Being open and approachable

mum and son on porch
mum and son on porch

mum and son on porch

It’s important to make sure that your child knows that you are there for them through this process of discovering their sexuality and gender identity. It can be a tough time for them but one of the best ways to demonstrate your support is to show your child that you are a partner in this process and that they don’t have to do it alone.

Ways to be open and approachable:

  • show a genuine interest in how they see themselves, what they think, and what they’re experiencing
  • offer to practice how to respond to negative comments, or how to approach telling other people
  • ask questions, and listen
  • empathise with them, share your experiences, and just be there for them
  • show them you are supportive of whatever decision they make and that you will love them whatever their sexuality, gender identity, or however they express themselves
  • encourage them to keep you in the know about how they feel and what they want to do about it. Tell them you’re happy to help them look for more information or to talk to others on their behalf if they want you to.

People are often aware of their sexuality or their gender from a very young age, but they don’t necessarily have the words to express it. Whether or not your child is questioning their sexuality or gender identity, it’s important that you help them feel comfortable enough to talk about it.

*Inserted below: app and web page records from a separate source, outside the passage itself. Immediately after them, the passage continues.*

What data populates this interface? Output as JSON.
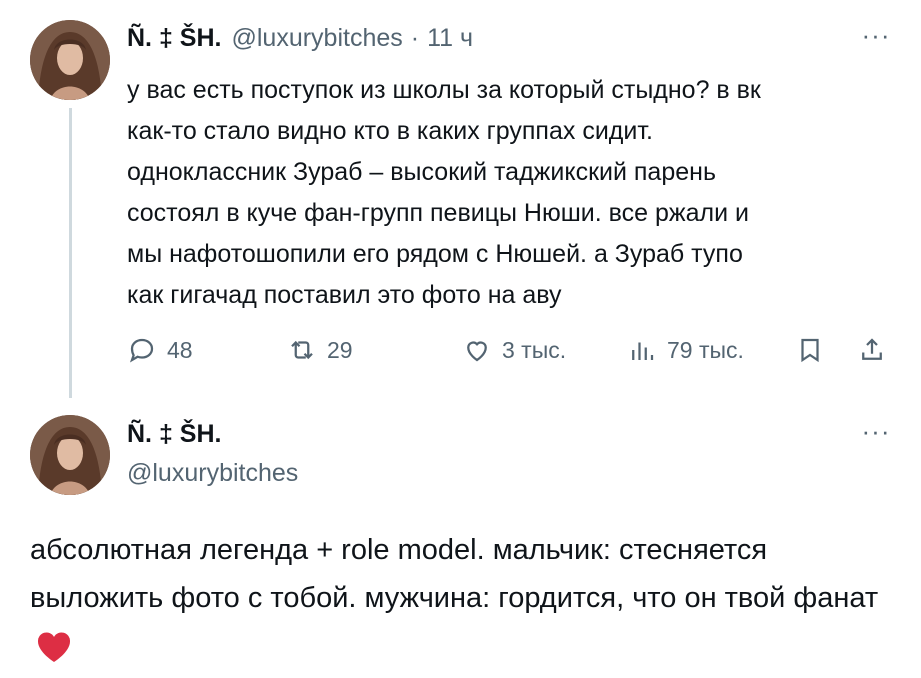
{
  "colors": {
    "text": "#0f1419",
    "secondary": "#536471",
    "thread_line": "#cfd9de",
    "heart": "#e0245e"
  },
  "tweet1": {
    "display_name": "Ñ. ‡ ŠH.",
    "handle": "@luxurybitches",
    "separator": "·",
    "time": "11 ч",
    "more": "···",
    "text": "у вас есть поступок из школы за который стыдно? в вк\nкак-то стало видно кто в каких группах сидит.\nодноклассник Зураб – высокий таджикский парень\nсостоял в куче фан-групп певицы Нюши. все ржали и\nмы нафотошопили его рядом с Нюшей. а Зураб тупо\nкак гигачад поставил это фото на аву",
    "actions": {
      "replies": "48",
      "reposts": "29",
      "likes": "3 тыс.",
      "views": "79 тыс."
    },
    "icons": [
      "reply-icon",
      "repost-icon",
      "like-icon",
      "views-icon",
      "bookmark-icon",
      "share-icon"
    ]
  },
  "tweet2": {
    "display_name": "Ñ. ‡ ŠH.",
    "handle": "@luxurybitches",
    "more": "···",
    "text": "абсолютная легенда + role model. мальчик: стесняется выложить фото с тобой. мужчина: гордится, что он твой фанат",
    "emoji": "red-heart-icon"
  }
}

Here are some helpful conversation starters that you might want to use with your child, that we know can be effective, based on current research and psychology:

  • some people are attracted to just one type of person or gender; other people are attracted to many different people. Either is ok
  • people don’t have to choose right away if they’re straight or gay or something else. Everyone should take all the time they need to figure out what they feel and what they want to call it
  • similarly, gender isn’t always as simple as whether we’re a boy or a girl
  • In our society, there are often a lot of different opinions about how people should dress and act, based on their biological gender. Regardless of what others think, people should be free to choose what feels right for them
  • sometimes inside people feel like they are more of a boy, or a girl, or that being either doesn’t feel right for them. It’s okay to feel different inside
  • everyone has the right to choose what they want to be identified as and what they want people to call them.

Page last review by ReachOut Parents Clinical Advisory Group on